MIT professor’s book digs into the eclectic, textually linked reading choices of people in medieval London.
In the midst of inaugural festivities, the 56th annual Massachusetts Science Fair took up residence in Johnson Athletics Center on May 6 and 7. The high school fair drew more than 300 students from all over the state to MIT to compete for college scholarships, awards and honors.
"The students love coming to MIT," said Althea Brown, a biology teacher at Medford High School. "We tell them that MIT is the place to be."
Close to 250 judges, including doctors, engineers and university professors, presided over this year's competition. Student projects ranged in topic from astronomy to earth science, computer science and more. There were projects on dental decay, bacteria in foods and even the effect of certain food allergies on weight.
Arielle Rollins of Westfield High used her love of dance to create her project, "The Turning Point: The Physics of a Pirouette," which won one of the regional first-place prizes, worth $300.
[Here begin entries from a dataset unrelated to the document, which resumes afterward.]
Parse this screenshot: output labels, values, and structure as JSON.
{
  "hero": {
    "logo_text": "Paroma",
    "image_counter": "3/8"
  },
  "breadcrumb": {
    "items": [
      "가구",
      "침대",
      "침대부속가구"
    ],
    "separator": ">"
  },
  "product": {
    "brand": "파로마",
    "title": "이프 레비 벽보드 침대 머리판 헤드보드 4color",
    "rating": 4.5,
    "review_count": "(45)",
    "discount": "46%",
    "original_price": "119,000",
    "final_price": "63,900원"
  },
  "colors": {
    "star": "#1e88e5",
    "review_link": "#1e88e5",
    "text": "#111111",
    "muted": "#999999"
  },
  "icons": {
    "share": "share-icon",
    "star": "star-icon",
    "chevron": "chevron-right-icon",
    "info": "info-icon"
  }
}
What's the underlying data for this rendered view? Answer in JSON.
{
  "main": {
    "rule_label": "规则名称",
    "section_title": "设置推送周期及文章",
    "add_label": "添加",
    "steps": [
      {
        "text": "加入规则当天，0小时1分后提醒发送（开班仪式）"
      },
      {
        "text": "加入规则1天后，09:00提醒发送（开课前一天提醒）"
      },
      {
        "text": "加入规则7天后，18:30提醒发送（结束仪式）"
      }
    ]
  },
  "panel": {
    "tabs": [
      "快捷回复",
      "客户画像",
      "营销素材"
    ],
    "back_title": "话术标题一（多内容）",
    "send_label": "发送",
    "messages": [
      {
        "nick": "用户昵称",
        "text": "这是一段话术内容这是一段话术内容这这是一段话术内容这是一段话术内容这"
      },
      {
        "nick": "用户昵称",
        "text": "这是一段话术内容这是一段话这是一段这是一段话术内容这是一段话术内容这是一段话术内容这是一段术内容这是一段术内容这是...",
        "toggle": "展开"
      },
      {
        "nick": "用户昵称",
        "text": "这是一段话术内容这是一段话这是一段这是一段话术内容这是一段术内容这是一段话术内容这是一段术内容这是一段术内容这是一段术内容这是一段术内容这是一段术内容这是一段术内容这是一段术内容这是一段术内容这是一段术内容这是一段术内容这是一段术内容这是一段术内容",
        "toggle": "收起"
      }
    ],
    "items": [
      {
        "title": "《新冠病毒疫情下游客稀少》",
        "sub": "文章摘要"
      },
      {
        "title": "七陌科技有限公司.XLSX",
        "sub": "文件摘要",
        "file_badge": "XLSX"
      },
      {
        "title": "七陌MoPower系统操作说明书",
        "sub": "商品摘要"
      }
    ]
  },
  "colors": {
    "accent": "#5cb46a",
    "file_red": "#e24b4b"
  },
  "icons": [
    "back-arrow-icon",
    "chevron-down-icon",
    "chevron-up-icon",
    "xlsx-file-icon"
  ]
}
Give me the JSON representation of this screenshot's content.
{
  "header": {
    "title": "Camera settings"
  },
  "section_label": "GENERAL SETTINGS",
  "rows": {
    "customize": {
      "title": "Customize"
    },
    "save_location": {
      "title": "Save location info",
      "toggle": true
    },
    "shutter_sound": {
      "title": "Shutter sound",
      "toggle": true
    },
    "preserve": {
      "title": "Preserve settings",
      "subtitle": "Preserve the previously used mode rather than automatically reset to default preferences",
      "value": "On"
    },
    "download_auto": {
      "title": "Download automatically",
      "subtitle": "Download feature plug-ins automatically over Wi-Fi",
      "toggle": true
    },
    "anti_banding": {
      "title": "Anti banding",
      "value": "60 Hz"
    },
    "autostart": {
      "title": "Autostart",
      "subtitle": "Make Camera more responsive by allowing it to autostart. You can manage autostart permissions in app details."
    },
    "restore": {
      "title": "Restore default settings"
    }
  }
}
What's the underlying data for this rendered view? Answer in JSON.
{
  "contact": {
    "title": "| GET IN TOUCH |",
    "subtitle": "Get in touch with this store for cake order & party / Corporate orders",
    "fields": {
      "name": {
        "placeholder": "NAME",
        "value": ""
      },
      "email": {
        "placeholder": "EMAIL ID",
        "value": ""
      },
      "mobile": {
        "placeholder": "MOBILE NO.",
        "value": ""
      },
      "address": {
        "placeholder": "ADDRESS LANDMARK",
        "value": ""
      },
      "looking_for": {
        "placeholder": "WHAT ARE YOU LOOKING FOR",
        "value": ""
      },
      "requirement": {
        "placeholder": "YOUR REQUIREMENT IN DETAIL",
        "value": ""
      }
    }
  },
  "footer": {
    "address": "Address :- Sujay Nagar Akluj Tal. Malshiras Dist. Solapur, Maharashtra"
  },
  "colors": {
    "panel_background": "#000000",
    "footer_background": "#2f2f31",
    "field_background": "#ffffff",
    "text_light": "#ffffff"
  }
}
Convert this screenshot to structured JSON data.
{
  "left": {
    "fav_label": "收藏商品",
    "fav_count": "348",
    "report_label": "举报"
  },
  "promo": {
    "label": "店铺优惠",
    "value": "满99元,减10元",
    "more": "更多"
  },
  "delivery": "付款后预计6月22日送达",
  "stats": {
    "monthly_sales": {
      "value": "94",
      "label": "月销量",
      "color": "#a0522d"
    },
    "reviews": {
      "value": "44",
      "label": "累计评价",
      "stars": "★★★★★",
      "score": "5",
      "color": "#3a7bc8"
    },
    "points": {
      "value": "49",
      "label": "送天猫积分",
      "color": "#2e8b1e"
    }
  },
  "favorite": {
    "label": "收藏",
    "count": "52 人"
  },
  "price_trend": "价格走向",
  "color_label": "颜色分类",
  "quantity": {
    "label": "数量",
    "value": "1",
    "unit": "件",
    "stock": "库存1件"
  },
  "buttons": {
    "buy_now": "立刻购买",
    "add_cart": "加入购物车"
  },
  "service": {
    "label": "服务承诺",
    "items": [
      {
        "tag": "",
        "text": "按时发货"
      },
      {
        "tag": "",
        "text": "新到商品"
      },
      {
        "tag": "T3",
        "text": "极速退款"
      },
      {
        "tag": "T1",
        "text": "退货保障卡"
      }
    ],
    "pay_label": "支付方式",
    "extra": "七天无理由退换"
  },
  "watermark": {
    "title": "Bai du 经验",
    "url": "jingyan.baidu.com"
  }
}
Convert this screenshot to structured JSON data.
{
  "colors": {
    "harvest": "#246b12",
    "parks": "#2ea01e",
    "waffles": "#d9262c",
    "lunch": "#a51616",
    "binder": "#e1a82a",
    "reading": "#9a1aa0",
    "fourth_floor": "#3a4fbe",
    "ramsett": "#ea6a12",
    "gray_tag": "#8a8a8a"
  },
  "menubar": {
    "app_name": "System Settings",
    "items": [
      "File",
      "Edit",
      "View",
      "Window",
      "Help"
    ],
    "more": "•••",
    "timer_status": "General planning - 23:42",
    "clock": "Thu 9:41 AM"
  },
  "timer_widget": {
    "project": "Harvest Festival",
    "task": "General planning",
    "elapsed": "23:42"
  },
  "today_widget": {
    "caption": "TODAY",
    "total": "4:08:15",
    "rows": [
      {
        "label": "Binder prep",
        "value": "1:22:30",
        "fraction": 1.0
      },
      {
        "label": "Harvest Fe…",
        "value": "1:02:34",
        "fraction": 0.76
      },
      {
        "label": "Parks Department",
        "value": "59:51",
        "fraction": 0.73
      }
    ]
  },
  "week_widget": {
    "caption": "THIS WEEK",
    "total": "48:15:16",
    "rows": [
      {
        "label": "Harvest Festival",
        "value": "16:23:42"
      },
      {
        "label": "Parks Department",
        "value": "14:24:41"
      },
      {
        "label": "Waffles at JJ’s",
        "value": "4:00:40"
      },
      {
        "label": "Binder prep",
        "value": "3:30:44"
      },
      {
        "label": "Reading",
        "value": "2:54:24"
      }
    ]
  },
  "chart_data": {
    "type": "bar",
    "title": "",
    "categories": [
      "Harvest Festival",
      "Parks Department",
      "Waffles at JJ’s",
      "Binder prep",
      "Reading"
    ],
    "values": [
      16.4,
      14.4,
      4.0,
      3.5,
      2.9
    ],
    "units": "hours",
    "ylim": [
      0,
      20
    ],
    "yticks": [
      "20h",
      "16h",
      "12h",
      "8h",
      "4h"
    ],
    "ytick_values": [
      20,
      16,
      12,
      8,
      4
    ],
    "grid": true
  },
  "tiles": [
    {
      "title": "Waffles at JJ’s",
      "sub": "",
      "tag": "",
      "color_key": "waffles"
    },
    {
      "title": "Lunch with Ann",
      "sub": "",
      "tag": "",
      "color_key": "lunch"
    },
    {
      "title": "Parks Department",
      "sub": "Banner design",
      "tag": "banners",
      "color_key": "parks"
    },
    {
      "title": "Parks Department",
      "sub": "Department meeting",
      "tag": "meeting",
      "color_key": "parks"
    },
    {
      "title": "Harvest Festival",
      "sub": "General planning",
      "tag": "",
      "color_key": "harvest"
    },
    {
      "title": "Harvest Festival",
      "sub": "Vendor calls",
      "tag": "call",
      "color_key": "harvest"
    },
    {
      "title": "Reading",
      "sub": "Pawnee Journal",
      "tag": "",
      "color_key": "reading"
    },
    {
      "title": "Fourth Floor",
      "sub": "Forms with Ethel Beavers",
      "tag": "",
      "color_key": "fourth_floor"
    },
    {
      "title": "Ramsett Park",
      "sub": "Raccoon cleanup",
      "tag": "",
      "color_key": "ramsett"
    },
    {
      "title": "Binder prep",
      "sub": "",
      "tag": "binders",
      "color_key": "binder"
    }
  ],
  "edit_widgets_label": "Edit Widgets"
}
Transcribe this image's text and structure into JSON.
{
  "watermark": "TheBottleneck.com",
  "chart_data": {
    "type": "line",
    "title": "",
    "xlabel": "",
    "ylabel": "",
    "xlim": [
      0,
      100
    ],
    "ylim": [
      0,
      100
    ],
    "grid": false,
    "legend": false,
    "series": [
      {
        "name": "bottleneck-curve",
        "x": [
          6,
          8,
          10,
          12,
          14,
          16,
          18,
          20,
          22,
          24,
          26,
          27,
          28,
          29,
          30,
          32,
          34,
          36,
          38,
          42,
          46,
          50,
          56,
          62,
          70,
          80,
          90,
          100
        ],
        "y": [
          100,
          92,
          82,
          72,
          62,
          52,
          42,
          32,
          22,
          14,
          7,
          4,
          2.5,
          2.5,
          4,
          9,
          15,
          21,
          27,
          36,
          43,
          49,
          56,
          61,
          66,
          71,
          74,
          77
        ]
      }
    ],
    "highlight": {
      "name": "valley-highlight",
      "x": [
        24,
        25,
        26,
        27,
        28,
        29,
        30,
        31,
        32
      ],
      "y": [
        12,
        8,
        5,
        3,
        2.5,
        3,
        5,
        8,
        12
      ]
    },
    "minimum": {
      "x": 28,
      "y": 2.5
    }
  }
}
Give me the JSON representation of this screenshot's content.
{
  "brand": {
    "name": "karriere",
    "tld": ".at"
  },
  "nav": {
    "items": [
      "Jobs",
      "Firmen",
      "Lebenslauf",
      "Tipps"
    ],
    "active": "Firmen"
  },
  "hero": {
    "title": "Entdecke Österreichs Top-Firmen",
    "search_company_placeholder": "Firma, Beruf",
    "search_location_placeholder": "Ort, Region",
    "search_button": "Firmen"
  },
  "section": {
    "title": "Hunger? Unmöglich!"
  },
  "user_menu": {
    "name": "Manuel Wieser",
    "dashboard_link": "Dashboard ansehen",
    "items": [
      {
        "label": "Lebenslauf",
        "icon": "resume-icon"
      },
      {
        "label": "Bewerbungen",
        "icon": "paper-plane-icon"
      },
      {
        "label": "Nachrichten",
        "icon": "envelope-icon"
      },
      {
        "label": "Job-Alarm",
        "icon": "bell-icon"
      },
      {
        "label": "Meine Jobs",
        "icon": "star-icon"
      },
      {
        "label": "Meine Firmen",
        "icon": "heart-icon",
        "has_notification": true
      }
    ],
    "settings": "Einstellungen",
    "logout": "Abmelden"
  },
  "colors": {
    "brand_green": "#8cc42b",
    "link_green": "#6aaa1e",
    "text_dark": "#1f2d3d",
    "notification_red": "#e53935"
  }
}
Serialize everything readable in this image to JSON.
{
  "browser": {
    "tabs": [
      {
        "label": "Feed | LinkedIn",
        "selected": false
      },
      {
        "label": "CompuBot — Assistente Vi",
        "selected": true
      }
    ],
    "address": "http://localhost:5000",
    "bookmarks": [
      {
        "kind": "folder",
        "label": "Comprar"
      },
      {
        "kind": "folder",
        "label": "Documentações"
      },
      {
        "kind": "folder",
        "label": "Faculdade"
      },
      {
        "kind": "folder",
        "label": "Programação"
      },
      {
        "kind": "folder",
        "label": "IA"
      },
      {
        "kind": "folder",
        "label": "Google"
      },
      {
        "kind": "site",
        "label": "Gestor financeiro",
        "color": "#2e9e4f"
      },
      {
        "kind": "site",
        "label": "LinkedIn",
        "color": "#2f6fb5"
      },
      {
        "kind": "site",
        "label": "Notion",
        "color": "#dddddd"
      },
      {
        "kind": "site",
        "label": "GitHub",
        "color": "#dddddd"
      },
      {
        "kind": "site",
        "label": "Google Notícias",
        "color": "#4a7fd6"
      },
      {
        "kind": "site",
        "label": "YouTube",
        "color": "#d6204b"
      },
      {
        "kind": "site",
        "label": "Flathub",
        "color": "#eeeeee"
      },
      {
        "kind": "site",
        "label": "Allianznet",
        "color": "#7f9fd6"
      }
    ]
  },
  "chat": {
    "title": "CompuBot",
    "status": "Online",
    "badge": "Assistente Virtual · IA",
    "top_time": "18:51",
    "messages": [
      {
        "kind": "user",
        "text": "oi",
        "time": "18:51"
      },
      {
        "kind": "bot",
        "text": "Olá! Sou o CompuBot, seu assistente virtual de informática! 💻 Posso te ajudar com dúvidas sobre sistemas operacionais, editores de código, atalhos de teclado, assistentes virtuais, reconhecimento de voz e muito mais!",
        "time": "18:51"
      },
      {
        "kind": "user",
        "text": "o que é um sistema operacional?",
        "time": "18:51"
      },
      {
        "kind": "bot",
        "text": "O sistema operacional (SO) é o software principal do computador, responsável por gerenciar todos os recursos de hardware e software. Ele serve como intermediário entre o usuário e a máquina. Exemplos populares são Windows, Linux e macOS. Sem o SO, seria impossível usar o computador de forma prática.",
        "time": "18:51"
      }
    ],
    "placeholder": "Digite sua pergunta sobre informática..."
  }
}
She hypothesized that a deeper pliÃ© would result in a greater turn rate for dancers.